## INSTRUCTIONS TO FOLLOW
Begin with the line where "Extract the structured" appears. Set down that line and the rest of the records below it exactly as given.

Segment Start: INFORMATION PROVIDED

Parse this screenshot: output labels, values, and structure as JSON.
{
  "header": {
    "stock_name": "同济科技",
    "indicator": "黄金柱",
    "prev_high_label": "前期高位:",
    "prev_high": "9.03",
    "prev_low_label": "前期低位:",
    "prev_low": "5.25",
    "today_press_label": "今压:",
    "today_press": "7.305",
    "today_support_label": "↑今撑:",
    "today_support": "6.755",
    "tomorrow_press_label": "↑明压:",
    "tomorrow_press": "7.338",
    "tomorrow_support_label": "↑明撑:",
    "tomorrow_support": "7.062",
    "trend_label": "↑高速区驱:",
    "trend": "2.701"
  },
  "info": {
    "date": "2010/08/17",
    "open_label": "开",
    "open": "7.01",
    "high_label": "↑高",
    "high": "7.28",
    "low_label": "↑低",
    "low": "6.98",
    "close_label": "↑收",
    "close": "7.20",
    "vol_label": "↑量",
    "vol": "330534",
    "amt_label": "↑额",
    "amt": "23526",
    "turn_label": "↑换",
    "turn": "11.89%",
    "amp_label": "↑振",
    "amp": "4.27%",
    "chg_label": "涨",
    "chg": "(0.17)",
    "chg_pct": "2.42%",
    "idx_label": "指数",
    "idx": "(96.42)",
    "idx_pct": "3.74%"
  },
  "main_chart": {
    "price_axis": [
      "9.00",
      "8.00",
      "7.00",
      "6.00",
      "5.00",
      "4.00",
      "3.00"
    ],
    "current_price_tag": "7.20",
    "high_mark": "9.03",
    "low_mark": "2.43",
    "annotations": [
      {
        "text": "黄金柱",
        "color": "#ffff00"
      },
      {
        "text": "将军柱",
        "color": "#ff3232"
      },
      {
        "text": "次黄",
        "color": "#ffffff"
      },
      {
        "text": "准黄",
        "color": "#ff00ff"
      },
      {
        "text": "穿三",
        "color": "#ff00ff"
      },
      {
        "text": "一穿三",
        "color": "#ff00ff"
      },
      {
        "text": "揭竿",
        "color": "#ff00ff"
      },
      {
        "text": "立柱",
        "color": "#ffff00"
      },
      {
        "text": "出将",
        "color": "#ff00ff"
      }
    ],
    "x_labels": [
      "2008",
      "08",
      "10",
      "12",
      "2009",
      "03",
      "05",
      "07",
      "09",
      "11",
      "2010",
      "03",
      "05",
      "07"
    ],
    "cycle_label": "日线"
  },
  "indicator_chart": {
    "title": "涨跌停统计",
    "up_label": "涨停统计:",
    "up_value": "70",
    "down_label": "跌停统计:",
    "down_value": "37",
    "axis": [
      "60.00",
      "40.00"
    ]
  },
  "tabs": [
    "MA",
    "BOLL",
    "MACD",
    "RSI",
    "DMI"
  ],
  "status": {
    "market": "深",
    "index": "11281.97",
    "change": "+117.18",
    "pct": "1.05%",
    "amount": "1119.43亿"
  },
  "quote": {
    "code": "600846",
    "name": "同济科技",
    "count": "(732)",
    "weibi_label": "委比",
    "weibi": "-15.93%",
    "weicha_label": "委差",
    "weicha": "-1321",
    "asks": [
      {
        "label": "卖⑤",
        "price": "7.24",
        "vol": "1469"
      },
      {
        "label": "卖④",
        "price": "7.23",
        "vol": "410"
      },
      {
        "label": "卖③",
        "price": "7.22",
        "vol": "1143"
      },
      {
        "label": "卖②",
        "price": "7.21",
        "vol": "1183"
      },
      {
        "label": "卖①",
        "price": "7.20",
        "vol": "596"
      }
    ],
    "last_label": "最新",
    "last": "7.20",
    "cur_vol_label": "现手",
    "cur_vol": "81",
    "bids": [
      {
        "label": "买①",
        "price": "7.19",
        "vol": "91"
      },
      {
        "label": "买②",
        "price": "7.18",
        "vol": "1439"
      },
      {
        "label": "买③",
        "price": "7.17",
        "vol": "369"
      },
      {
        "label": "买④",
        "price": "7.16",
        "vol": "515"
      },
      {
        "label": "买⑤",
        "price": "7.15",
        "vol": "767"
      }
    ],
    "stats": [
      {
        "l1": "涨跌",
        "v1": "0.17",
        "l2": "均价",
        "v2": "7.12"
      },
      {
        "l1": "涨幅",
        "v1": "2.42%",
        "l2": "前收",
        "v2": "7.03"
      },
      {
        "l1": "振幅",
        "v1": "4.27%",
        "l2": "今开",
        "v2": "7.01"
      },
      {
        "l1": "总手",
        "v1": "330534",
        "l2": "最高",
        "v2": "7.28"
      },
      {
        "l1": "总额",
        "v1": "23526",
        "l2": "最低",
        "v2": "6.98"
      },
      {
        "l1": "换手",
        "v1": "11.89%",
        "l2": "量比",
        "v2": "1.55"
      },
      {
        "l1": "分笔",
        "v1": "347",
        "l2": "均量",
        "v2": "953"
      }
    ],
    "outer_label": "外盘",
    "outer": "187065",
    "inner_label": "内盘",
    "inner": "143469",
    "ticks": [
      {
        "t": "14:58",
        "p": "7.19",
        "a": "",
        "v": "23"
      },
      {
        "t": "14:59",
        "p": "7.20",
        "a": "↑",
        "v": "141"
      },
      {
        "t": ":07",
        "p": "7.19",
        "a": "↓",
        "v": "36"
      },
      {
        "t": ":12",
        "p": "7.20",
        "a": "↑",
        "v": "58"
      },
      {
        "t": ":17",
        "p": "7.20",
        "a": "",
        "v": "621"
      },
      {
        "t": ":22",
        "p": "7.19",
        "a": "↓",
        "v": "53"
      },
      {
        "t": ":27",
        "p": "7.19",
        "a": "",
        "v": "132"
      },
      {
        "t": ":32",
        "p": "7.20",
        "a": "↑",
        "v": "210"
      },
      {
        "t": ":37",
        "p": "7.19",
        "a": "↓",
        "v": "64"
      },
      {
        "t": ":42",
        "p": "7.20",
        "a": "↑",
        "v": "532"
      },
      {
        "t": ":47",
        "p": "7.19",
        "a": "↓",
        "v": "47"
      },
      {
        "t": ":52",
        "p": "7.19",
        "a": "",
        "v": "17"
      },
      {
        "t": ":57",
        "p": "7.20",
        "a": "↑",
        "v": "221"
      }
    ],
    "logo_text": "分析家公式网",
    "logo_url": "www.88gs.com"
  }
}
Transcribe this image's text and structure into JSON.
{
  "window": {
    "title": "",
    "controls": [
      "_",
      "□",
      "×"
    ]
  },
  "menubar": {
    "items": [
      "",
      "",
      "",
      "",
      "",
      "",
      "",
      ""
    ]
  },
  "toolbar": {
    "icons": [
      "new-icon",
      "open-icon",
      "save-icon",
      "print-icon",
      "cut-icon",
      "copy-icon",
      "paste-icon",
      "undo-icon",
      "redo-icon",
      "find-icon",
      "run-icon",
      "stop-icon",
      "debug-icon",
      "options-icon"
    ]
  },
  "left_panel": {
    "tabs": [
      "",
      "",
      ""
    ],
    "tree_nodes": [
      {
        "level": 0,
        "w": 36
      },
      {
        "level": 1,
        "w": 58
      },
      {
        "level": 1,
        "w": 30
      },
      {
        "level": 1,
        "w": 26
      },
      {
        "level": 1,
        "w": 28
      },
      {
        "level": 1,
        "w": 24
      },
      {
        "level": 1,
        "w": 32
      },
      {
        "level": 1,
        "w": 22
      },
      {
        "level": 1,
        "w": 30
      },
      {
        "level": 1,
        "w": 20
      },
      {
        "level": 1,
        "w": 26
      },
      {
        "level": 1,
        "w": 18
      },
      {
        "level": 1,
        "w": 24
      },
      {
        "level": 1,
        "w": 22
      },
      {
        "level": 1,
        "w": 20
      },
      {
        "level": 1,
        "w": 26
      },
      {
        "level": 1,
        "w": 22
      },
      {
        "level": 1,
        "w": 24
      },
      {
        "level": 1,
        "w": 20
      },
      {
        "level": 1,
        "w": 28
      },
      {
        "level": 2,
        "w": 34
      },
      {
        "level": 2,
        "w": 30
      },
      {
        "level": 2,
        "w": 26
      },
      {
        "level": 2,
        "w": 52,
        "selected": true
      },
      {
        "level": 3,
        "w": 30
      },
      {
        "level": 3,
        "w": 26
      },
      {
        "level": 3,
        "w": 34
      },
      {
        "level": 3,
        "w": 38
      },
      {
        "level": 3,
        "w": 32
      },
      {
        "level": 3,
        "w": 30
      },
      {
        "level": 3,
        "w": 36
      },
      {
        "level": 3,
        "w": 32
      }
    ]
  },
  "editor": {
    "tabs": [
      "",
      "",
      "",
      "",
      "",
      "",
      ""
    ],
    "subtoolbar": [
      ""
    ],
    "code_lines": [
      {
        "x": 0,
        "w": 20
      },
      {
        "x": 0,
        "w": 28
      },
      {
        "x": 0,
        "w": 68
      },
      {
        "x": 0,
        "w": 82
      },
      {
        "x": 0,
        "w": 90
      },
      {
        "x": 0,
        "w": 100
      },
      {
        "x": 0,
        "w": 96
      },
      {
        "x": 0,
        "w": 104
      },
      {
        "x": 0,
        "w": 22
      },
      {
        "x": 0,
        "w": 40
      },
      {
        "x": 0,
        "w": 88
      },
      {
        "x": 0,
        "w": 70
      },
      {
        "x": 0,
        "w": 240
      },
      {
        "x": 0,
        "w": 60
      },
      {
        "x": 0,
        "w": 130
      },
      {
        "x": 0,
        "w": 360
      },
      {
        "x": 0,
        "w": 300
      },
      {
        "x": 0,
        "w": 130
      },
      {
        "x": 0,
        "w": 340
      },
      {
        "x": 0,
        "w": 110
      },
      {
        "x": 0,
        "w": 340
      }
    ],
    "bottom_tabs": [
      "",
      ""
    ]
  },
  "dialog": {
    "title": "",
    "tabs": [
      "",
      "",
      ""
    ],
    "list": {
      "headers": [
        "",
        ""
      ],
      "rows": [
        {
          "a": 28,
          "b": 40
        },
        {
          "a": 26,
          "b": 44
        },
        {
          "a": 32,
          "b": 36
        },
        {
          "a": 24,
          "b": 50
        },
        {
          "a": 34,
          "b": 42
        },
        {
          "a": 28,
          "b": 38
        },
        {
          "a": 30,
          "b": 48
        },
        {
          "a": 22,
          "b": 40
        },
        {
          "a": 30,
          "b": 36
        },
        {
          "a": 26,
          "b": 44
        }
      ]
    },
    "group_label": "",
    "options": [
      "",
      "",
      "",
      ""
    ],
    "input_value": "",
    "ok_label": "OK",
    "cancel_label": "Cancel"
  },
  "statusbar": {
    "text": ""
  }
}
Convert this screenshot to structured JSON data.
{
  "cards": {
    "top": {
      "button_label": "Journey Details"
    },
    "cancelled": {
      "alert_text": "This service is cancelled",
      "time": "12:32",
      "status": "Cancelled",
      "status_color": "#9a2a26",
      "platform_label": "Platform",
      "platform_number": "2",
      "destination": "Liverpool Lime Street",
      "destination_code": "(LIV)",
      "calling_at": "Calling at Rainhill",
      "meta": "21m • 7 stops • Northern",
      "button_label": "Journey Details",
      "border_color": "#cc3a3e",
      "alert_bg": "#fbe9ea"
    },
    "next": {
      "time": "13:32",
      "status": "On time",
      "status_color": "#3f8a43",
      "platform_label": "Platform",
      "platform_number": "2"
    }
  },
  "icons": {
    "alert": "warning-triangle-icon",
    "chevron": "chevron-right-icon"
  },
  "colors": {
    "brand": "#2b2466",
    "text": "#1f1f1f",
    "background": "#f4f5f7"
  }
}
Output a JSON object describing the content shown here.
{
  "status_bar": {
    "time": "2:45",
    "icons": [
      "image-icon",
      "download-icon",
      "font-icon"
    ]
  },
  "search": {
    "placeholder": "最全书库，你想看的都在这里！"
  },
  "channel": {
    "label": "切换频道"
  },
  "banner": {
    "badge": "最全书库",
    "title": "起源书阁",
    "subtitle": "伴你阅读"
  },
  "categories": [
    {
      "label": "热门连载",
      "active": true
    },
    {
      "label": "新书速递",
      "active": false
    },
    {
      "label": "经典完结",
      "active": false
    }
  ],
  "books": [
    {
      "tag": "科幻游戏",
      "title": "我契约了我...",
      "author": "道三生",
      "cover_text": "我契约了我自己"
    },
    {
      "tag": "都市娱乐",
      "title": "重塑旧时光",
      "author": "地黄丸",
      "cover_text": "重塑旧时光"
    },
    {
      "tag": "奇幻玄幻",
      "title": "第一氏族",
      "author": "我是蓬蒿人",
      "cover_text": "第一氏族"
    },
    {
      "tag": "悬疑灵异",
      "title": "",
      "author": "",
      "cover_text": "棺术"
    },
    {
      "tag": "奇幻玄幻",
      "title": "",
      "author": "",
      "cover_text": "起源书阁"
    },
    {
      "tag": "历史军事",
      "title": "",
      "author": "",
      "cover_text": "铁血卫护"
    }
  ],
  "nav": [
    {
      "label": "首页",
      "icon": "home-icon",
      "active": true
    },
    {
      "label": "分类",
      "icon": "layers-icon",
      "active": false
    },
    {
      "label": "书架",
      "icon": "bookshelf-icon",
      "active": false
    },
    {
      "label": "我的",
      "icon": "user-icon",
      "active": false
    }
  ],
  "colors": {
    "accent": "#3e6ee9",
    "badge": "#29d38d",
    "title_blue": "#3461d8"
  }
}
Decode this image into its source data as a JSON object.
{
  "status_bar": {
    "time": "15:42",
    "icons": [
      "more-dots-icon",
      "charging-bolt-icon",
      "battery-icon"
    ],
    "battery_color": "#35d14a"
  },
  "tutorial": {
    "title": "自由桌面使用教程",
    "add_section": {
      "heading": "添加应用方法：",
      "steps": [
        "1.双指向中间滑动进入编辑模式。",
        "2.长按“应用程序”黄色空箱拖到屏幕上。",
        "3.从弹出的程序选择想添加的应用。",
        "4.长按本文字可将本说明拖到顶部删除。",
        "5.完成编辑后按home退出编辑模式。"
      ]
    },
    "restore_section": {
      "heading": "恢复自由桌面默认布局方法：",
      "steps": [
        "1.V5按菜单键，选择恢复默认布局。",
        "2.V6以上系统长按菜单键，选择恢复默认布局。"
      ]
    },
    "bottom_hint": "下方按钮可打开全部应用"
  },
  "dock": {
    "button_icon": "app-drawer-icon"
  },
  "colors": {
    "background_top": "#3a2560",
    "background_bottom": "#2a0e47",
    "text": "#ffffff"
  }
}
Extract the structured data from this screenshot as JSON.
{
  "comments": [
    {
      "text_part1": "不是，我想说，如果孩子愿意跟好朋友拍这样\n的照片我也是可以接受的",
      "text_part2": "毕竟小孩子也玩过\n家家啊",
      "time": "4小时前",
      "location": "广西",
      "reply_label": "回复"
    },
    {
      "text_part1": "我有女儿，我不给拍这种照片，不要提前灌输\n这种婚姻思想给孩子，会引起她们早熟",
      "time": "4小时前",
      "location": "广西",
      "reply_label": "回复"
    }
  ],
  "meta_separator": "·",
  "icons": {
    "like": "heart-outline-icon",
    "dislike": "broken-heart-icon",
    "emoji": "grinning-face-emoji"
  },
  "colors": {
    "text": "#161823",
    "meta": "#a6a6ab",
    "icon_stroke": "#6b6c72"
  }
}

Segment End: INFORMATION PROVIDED

## ANSWER BOX
Extract the structured data from this screenshot as JSON.
{
  "comments": [
    {
      "text_part1": "不是，我想说，如果孩子愿意跟好朋友拍这样\n的照片我也是可以接受的",
      "text_part2": "毕竟小孩子也玩过\n家家啊",
      "time": "4小时前",
      "location": "广西",
      "reply_label": "回复"
    },
    {
      "text_part1": "我有女儿，我不给拍这种照片，不要提前灌输\n这种婚姻思想给孩子，会引起她们早熟",
      "time": "4小时前",
      "location": "广西",
      "reply_label": "回复"
    }
  ],
  "meta_separator": "·",
  "icons": {
    "like": "heart-outline-icon",
    "dislike": "broken-heart-icon",
    "emoji": "grinning-face-emoji"
  },
  "colors": {
    "text": "#161823",
    "meta": "#a6a6ab",
    "icon_stroke": "#6b6c72"
  }
}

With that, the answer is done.